It’s been 44 years since the Beatles began their quest for world domination and became culturally ubiquitous mainstays. Ringo Starr, the band’s drummer, is now 67-years-old. He and Paul McCartney are sadly now the only Beatles left. Thankfully, Ringo’s new record “Liverpool 8,” (the number indicating his neighborhood in Liverpool) showcases exactly what one expects from a Ringo record.
As a songwriter, Ringo always paled next to his other band-mates. But then again, John Lennon, Paul McCartney and George Harrison were all titans in their prime. No one can blame Ringo for not being able to measure up to that bar. That being said, Ringo did write two notable Beatles classics in “Octopus’ Garden” and “Don’t Pass Me By,” so he’s still worthy. But as a solo artist, with the exception of “It Don’t Come Easy,” he’s rarely gotten his due.
“Liverpool 8″ is a complete nostalgia trip. The title track is shockingly vital and gorgeous. It stands among his best singles to date. That is somewhat surprising considering that it’s been a while since he really delivered a memorable single. His albums are usually reasonably decent, but how many songs from his solo career have really infiltrated your mind and not left? The title track to “Liverpool 8,” sticks with you in a classically Beatle-like way.
One of many tracks co-written with Dave Stewart of the Eurhythmics, the song chronicles Starr’s rise with the Beatles from working-class boys from Liverpool to all-around superstars.
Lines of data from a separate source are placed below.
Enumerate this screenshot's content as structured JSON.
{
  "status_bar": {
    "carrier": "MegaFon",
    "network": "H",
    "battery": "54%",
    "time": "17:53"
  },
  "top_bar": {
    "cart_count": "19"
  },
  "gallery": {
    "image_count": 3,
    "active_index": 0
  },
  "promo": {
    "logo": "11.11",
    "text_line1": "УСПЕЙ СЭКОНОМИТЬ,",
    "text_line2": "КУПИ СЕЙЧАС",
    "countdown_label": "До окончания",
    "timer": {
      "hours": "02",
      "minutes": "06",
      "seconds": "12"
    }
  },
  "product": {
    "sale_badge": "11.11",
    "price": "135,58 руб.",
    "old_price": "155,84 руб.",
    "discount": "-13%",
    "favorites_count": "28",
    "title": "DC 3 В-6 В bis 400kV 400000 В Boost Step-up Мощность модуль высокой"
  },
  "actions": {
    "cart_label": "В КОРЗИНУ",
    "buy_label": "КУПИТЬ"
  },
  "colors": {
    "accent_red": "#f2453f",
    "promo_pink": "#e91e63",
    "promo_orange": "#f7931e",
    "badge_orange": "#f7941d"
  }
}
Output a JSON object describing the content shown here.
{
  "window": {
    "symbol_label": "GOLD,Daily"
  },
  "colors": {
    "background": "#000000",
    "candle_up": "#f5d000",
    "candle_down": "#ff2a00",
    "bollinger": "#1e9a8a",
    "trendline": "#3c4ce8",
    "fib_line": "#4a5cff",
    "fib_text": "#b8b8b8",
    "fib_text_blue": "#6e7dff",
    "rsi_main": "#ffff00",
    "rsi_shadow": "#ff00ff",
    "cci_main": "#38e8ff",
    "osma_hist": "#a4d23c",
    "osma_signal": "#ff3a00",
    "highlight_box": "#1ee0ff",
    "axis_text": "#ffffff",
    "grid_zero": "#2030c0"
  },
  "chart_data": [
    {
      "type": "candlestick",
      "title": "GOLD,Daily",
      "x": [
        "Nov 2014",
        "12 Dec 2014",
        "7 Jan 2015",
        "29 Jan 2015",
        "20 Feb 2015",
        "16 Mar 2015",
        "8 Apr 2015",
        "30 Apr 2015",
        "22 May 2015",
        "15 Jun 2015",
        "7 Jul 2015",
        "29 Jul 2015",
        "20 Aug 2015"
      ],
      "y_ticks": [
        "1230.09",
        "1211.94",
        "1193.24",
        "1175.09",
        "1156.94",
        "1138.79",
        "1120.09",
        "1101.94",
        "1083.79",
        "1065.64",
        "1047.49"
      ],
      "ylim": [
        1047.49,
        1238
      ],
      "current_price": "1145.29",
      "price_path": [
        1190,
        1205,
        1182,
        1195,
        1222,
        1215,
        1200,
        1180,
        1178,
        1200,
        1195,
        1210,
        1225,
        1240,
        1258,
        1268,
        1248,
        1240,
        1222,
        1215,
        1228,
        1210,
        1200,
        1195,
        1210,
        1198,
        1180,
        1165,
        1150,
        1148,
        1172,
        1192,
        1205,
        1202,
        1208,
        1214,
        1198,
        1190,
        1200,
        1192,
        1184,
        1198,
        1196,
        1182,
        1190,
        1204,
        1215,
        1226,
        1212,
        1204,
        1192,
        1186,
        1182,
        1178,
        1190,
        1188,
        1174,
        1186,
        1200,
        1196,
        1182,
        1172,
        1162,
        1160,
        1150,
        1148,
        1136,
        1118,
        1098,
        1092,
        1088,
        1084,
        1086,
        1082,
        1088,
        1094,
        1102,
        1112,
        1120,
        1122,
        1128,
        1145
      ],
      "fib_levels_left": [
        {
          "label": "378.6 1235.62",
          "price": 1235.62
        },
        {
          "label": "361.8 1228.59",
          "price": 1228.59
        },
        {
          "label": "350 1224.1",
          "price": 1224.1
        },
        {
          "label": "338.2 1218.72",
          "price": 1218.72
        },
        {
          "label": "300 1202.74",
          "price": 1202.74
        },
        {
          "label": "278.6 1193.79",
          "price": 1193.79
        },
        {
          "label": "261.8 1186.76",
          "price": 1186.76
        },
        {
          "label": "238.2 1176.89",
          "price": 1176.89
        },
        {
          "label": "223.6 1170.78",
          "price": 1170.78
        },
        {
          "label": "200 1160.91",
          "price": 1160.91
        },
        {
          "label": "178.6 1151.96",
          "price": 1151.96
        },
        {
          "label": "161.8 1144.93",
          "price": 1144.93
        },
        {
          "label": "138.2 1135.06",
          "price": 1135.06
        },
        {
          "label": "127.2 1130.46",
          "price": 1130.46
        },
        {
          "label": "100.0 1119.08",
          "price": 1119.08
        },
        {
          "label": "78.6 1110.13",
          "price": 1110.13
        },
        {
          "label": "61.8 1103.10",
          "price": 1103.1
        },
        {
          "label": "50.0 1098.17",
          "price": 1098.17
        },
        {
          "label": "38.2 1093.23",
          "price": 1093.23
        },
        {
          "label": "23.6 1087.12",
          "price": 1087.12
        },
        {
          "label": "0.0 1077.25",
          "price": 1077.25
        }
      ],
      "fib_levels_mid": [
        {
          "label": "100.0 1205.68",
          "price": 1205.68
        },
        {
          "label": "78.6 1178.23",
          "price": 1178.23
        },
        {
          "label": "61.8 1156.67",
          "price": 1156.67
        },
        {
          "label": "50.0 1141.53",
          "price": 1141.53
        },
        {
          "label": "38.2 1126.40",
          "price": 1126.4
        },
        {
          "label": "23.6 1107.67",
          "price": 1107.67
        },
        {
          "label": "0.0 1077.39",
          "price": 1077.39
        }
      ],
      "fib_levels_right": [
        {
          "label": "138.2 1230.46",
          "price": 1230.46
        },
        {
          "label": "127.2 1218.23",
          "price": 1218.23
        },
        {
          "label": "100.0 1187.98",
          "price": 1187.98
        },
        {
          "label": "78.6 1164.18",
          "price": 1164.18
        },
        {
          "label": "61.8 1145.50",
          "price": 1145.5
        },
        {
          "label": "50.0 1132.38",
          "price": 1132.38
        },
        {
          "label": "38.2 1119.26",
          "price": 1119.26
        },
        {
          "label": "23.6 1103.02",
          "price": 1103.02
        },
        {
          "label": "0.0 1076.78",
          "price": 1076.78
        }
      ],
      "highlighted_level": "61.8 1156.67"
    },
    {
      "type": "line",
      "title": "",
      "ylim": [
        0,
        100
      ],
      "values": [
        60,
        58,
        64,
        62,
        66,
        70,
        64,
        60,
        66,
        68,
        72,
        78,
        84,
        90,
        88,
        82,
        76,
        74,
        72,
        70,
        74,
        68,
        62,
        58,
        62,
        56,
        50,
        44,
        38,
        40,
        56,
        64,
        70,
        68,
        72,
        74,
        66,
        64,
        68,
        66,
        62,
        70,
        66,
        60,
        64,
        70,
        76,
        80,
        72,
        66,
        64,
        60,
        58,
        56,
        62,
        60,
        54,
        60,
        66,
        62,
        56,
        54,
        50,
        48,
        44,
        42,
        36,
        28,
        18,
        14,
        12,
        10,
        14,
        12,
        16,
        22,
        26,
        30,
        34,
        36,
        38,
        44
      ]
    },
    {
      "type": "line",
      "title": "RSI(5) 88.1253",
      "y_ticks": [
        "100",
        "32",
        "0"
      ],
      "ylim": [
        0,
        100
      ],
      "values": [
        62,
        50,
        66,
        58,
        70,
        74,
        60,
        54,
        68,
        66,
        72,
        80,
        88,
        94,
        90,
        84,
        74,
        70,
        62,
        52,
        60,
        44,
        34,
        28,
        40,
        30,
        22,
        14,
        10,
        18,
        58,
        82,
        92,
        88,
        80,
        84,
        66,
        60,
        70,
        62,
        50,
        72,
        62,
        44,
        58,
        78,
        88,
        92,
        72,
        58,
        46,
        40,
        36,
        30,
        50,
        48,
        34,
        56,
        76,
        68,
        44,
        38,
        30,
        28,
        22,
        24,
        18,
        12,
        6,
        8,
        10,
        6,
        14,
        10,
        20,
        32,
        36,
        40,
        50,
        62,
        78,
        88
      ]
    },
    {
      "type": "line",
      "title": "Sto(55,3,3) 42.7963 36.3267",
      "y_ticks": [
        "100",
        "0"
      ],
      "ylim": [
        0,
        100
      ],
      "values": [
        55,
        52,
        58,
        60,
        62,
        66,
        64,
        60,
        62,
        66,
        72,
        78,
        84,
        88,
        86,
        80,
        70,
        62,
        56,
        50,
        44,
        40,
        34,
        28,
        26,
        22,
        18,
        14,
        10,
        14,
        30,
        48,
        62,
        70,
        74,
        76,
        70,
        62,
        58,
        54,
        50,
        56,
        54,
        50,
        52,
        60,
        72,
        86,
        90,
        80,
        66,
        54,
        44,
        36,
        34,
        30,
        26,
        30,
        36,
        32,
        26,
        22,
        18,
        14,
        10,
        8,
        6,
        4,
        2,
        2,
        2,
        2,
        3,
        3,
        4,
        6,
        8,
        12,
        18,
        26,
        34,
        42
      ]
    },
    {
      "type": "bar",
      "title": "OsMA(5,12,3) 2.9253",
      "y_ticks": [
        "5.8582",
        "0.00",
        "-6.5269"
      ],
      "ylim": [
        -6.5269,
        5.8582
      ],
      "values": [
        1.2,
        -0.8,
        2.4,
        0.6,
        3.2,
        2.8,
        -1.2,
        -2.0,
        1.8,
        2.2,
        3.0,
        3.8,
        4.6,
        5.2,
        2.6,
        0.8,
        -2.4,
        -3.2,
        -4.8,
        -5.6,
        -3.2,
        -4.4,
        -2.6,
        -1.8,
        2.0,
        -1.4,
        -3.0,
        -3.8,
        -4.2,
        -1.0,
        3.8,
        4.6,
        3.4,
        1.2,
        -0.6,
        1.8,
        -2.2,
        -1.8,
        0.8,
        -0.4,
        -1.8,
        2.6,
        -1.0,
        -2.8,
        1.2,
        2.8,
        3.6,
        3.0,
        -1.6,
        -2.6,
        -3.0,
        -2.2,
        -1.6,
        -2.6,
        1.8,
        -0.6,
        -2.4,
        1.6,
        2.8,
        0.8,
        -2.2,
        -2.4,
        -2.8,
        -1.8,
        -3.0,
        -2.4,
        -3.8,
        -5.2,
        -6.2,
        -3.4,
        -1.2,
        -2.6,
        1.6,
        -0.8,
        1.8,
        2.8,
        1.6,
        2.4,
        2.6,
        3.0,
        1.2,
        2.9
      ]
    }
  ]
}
Sure, George Harrison did this kind of track at least twice with his hits “All Those Years Ago” and “When We Was Fab,” (the latter being hugely under-rated!) and just about all of Paul’s last album, last year’s excellent “Memory Almost Full,” was built around such self-celebration, but here, from Ringo’s perspective, the whole experience is told in such wide-eyed awe.
More so than with any of the rest of them, you get the feeling that Ringo knows exactly how lucky he is, considering he replaced original drummer Pete Best right before the band took off. It probably scares him to death to think that if things had gone a slight bit differently, Pete Best could’ve been living the high life instead. It is this sense of good fortune that adds sweetness to the song. The song has the strong aroma of pride.
By far, that opener is the best song in the record, but nowhere does Ringo embarrass himself in any way. He continues to be the jovial, enjoyable, unique personality generations have come to love. Love, in fact seems to be his favorite topic. Four tracks have the word in the title. Perhaps the best is “If It’s Love That You Want,” which possesses a very plucky early-period Beatle-esque quality. It equally recalls “From Me To You” and “Come And Get It.” The other three love themed songs are the gentle, “Love Is,” the slow, mellow, goovier, “Tuff Love,” and the funked-up “For Love,” which sounds like something Lennon would’ve recorded somewhere around the time of “Cold Turkey” or “Power To The People.” The latter is a very big song, and it serves Ringo very well.
“Think About You” also recalls the early seventies, and seems dated, but in the long-run, this really doesn’t matter. It’s an enjoyable track, despite the fact that the background singing recalls the cheesiest moments on the Traveling Wilburys’ records.
“Gone are the Days” has some nicely tweaked-out doses of psychedelia, but the sense of innovation felt in the opening notes is slightly diminished when one realizes that the chorus consists of the once-again recycled phrase of “It Don’t Come Easy.” It makes what could have been something really cool, come off as a mere rehash.
“Give It A Try” also sounds a little like an early Beatles out-take. The kind of song you’d expect would have been delegated to Ringo on “Please Please Me.” It’s a pleasant, vaguely skiffle-fueled boogie.
“Harry’s Song” has an almost tin-pan alley vibe whereas “Pasodobles” interestingly casts Ringo as mellow Latin crooner.
“Liverpool 8″ as an album does not strike up a revolution. It doesn’t change Ringo’s image in any way, shape or form. Instead, it’s a statement that he can still deliver a reasonably good record. His voice hasn’t really changed that much over the years and he has aged extremely well.
Like McCartney’s last two records, “Liverpool 8″ has a strong sense of revitalization. No doubt, the two of them are in similar boats. Watching their friend George Harrison die of cancer a few years ago must’ve left lasting scars, and from their musical output since, it also seems to have firmly placed both of them focused and in the moment. It’s as if they’ve realized that time is a finite commodity, and that there isn’t enough time any more to make sub-par records. Let’s hope Paul and Ringo continue to make enjoyable records for many years to come.
An interesting side note: Currently, EMI seems to be having a great deal of business related problems. Job cuts were just announced and many artists on the label’s roster are wonder if the company is equipped to properly promote them. Recently, McCartney angrily parted ways with EMI subsidiary, Capitol in order to record for Starbucks’ label. It should be noted that against the trend, “Liverpool 8″ marks Ringo’s return to the Capitol roster after spending the last few years recording for the indie label Koch.